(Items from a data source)
★ ★ ★ ★
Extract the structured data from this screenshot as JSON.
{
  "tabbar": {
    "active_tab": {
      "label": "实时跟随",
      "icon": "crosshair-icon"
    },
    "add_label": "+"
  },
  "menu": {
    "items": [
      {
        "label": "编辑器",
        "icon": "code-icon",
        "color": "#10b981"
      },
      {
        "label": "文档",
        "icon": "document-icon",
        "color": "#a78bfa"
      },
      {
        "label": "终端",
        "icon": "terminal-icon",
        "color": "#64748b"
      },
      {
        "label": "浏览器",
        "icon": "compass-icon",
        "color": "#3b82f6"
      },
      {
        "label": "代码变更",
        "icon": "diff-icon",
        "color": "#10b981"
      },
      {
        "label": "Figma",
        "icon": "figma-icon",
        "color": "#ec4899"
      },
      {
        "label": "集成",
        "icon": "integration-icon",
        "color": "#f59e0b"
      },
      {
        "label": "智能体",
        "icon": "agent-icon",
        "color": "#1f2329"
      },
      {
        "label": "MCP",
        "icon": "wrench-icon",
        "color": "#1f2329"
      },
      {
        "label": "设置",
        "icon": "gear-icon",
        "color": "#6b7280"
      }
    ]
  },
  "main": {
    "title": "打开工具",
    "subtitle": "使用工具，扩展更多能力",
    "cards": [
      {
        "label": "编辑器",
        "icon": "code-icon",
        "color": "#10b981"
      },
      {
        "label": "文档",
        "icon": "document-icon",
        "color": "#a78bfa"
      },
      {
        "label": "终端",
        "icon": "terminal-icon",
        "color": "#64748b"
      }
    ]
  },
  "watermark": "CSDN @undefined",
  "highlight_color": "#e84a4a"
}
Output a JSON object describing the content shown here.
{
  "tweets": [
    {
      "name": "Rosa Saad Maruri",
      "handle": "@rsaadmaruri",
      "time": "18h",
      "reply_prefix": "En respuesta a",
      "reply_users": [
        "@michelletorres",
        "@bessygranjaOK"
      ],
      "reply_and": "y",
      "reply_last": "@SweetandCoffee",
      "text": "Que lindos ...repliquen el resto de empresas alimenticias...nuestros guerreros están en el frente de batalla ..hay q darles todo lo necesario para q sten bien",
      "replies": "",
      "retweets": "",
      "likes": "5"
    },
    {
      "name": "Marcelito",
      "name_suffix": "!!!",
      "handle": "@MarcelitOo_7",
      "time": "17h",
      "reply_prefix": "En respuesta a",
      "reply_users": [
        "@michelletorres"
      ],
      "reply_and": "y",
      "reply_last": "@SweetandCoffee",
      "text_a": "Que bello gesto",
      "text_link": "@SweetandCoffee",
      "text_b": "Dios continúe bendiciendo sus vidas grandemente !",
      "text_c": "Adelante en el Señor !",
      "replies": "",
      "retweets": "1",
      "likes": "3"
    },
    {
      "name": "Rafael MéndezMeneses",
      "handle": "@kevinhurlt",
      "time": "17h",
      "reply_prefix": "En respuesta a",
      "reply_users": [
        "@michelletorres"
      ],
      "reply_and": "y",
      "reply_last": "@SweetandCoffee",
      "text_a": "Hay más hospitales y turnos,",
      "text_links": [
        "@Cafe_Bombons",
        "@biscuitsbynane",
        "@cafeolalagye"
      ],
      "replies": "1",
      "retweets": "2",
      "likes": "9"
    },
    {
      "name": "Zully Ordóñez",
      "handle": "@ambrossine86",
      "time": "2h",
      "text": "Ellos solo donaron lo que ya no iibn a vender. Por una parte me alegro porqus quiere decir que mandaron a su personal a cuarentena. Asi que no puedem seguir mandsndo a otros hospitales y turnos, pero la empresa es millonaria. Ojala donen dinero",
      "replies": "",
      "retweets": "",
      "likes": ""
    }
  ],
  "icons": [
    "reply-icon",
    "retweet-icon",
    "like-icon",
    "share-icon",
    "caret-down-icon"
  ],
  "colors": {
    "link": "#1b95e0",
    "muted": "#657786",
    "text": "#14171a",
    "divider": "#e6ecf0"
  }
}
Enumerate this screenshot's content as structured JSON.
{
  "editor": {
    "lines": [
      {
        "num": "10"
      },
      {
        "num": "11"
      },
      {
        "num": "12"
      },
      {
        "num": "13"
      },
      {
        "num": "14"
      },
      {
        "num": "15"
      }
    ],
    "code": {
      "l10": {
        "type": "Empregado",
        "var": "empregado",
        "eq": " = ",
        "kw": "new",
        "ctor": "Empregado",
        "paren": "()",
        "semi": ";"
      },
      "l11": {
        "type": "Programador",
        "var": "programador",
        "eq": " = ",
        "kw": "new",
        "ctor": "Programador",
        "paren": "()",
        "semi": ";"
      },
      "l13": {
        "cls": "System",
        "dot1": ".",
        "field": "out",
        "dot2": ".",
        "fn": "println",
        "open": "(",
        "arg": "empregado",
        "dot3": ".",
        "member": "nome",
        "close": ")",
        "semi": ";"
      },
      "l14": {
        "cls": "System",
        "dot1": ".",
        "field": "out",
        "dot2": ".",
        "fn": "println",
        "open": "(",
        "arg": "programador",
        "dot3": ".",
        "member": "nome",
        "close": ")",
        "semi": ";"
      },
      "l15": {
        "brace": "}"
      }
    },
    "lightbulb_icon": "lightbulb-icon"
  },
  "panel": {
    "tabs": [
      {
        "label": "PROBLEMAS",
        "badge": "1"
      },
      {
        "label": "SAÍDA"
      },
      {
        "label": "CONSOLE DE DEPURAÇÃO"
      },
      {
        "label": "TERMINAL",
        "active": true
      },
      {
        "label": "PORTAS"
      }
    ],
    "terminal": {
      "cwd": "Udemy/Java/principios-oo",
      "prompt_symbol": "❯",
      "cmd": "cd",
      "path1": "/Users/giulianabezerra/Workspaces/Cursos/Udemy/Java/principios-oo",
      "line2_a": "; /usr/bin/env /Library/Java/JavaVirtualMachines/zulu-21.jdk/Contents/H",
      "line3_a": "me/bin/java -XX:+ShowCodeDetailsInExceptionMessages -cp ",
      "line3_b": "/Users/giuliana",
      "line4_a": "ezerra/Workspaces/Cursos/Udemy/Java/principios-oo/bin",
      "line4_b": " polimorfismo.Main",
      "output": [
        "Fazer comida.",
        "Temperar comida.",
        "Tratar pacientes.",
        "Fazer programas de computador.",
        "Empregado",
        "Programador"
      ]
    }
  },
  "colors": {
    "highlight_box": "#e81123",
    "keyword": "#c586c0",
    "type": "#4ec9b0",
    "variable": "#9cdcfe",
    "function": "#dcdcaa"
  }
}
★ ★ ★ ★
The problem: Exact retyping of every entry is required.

Task solution:
Extract the structured data from this screenshot as JSON.
{
  "tabbar": {
    "active_tab": {
      "label": "实时跟随",
      "icon": "crosshair-icon"
    },
    "add_label": "+"
  },
  "menu": {
    "items": [
      {
        "label": "编辑器",
        "icon": "code-icon",
        "color": "#10b981"
      },
      {
        "label": "文档",
        "icon": "document-icon",
        "color": "#a78bfa"
      },
      {
        "label": "终端",
        "icon": "terminal-icon",
        "color": "#64748b"
      },
      {
        "label": "浏览器",
        "icon": "compass-icon",
        "color": "#3b82f6"
      },
      {
        "label": "代码变更",
        "icon": "diff-icon",
        "color": "#10b981"
      },
      {
        "label": "Figma",
        "icon": "figma-icon",
        "color": "#ec4899"
      },
      {
        "label": "集成",
        "icon": "integration-icon",
        "color": "#f59e0b"
      },
      {
        "label": "智能体",
        "icon": "agent-icon",
        "color": "#1f2329"
      },
      {
        "label": "MCP",
        "icon": "wrench-icon",
        "color": "#1f2329"
      },
      {
        "label": "设置",
        "icon": "gear-icon",
        "color": "#6b7280"
      }
    ]
  },
  "main": {
    "title": "打开工具",
    "subtitle": "使用工具，扩展更多能力",
    "cards": [
      {
        "label": "编辑器",
        "icon": "code-icon",
        "color": "#10b981"
      },
      {
        "label": "文档",
        "icon": "document-icon",
        "color": "#a78bfa"
      },
      {
        "label": "终端",
        "icon": "terminal-icon",
        "color": "#64748b"
      }
    ]
  },
  "watermark": "CSDN @undefined",
  "highlight_color": "#e84a4a"
}
Output a JSON object describing the content shown here.
{
  "tweets": [
    {
      "name": "Rosa Saad Maruri",
      "handle": "@rsaadmaruri",
      "time": "18h",
      "reply_prefix": "En respuesta a",
      "reply_users": [
        "@michelletorres",
        "@bessygranjaOK"
      ],
      "reply_and": "y",
      "reply_last": "@SweetandCoffee",
      "text": "Que lindos ...repliquen el resto de empresas alimenticias...nuestros guerreros están en el frente de batalla ..hay q darles todo lo necesario para q sten bien",
      "replies": "",
      "retweets": "",
      "likes": "5"
    },
    {
      "name": "Marcelito",
      "name_suffix": "!!!",
      "handle": "@MarcelitOo_7",
      "time": "17h",
      "reply_prefix": "En respuesta a",
      "reply_users": [
        "@michelletorres"
      ],
      "reply_and": "y",
      "reply_last": "@SweetandCoffee",
      "text_a": "Que bello gesto",
      "text_link": "@SweetandCoffee",
      "text_b": "Dios continúe bendiciendo sus vidas grandemente !",
      "text_c": "Adelante en el Señor !",
      "replies": "",
      "retweets": "1",
      "likes": "3"
    },
    {
      "name": "Rafael MéndezMeneses",
      "handle": "@kevinhurlt",
      "time": "17h",
      "reply_prefix": "En respuesta a",
      "reply_users": [
        "@michelletorres"
      ],
      "reply_and": "y",
      "reply_last": "@SweetandCoffee",
      "text_a": "Hay más hospitales y turnos,",
      "text_links": [
        "@Cafe_Bombons",
        "@biscuitsbynane",
        "@cafeolalagye"
      ],
      "replies": "1",
      "retweets": "2",
      "likes": "9"
    },
    {
      "name": "Zully Ordóñez",
      "handle": "@ambrossine86",
      "time": "2h",
      "text": "Ellos solo donaron lo que ya no iibn a vender. Por una parte me alegro porqus quiere decir que mandaron a su personal a cuarentena. Asi que no puedem seguir mandsndo a otros hospitales y turnos, pero la empresa es millonaria. Ojala donen dinero",
      "replies": "",
      "retweets": "",
      "likes": ""
    }
  ],
  "icons": [
    "reply-icon",
    "retweet-icon",
    "like-icon",
    "share-icon",
    "caret-down-icon"
  ],
  "colors": {
    "link": "#1b95e0",
    "muted": "#657786",
    "text": "#14171a",
    "divider": "#e6ecf0"
  }
}
Enumerate this screenshot's content as structured JSON.
{
  "editor": {
    "lines": [
      {
        "num": "10"
      },
      {
        "num": "11"
      },
      {
        "num": "12"
      },
      {
        "num": "13"
      },
      {
        "num": "14"
      },
      {
        "num": "15"
      }
    ],
    "code": {
      "l10": {
        "type": "Empregado",
        "var": "empregado",
        "eq": " = ",
        "kw": "new",
        "ctor": "Empregado",
        "paren": "()",
        "semi": ";"
      },
      "l11": {
        "type": "Programador",
        "var": "programador",
        "eq": " = ",
        "kw": "new",
        "ctor": "Programador",
        "paren": "()",
        "semi": ";"
      },
      "l13": {
        "cls": "System",
        "dot1": ".",
        "field": "out",
        "dot2": ".",
        "fn": "println",
        "open": "(",
        "arg": "empregado",
        "dot3": ".",
        "member": "nome",
        "close": ")",
        "semi": ";"
      },
      "l14": {
        "cls": "System",
        "dot1": ".",
        "field": "out",
        "dot2": ".",
        "fn": "println",
        "open": "(",
        "arg": "programador",
        "dot3": ".",
        "member": "nome",
        "close": ")",
        "semi": ";"
      },
      "l15": {
        "brace": "}"
      }
    },
    "lightbulb_icon": "lightbulb-icon"
  },
  "panel": {
    "tabs": [
      {
        "label": "PROBLEMAS",
        "badge": "1"
      },
      {
        "label": "SAÍDA"
      },
      {
        "label": "CONSOLE DE DEPURAÇÃO"
      },
      {
        "label": "TERMINAL",
        "active": true
      },
      {
        "label": "PORTAS"
      }
    ],
    "terminal": {
      "cwd": "Udemy/Java/principios-oo",
      "prompt_symbol": "❯",
      "cmd": "cd",
      "path1": "/Users/giulianabezerra/Workspaces/Cursos/Udemy/Java/principios-oo",
      "line2_a": "; /usr/bin/env /Library/Java/JavaVirtualMachines/zulu-21.jdk/Contents/H",
      "line3_a": "me/bin/java -XX:+ShowCodeDetailsInExceptionMessages -cp ",
      "line3_b": "/Users/giuliana",
      "line4_a": "ezerra/Workspaces/Cursos/Udemy/Java/principios-oo/bin",
      "line4_b": " polimorfismo.Main",
      "output": [
        "Fazer comida.",
        "Temperar comida.",
        "Tratar pacientes.",
        "Fazer programas de computador.",
        "Empregado",
        "Programador"
      ]
    }
  },
  "colors": {
    "highlight_box": "#e81123",
    "keyword": "#c586c0",
    "type": "#4ec9b0",
    "variable": "#9cdcfe",
    "function": "#dcdcaa"
  }
}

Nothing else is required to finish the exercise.